Records provided:

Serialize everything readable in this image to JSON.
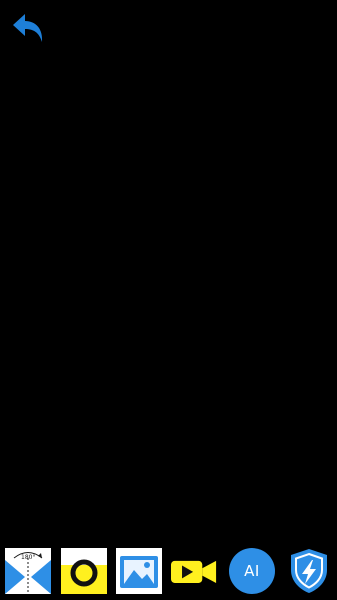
{
  "screen": {
    "background": "#000000"
  },
  "header": {
    "back_icon": "undo-arrow-icon",
    "back_color": "#1E7FD8"
  },
  "toolbar": {
    "items": [
      {
        "icon": "rotate-180-icon",
        "badge": "180°"
      },
      {
        "icon": "shutter-ring-icon"
      },
      {
        "icon": "gallery-image-icon"
      },
      {
        "icon": "video-camera-icon"
      },
      {
        "icon": "ai-badge-icon",
        "label": "AI"
      },
      {
        "icon": "shield-bolt-icon"
      }
    ],
    "colors": {
      "blue": "#2E8FE6",
      "yellow": "#FFF01F"
    }
  }
}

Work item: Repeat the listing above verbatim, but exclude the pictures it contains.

Written answer:
Serialize everything readable in this image to JSON.
{
  "screen": {
    "background": "#000000"
  },
  "header": {
    "back_icon": "undo-arrow-icon",
    "back_color": "#1E7FD8"
  },
  "toolbar": {
    "items": [
      {
        "icon": "rotate-180-icon",
        "badge": "180°"
      },
      {
        "icon": "shutter-ring-icon"
      },
      {
        "icon": "gallery-image-icon"
      },
      {
        "icon": "video-camera-icon"
      },
      {
        "icon": "ai-badge-icon",
        "label": "AI"
      },
      {
        "icon": "shield-bolt-icon"
      }
    ],
    "colors": {
      "blue": "#2E8FE6",
      "yellow": "#FFF01F"
    }
  }
}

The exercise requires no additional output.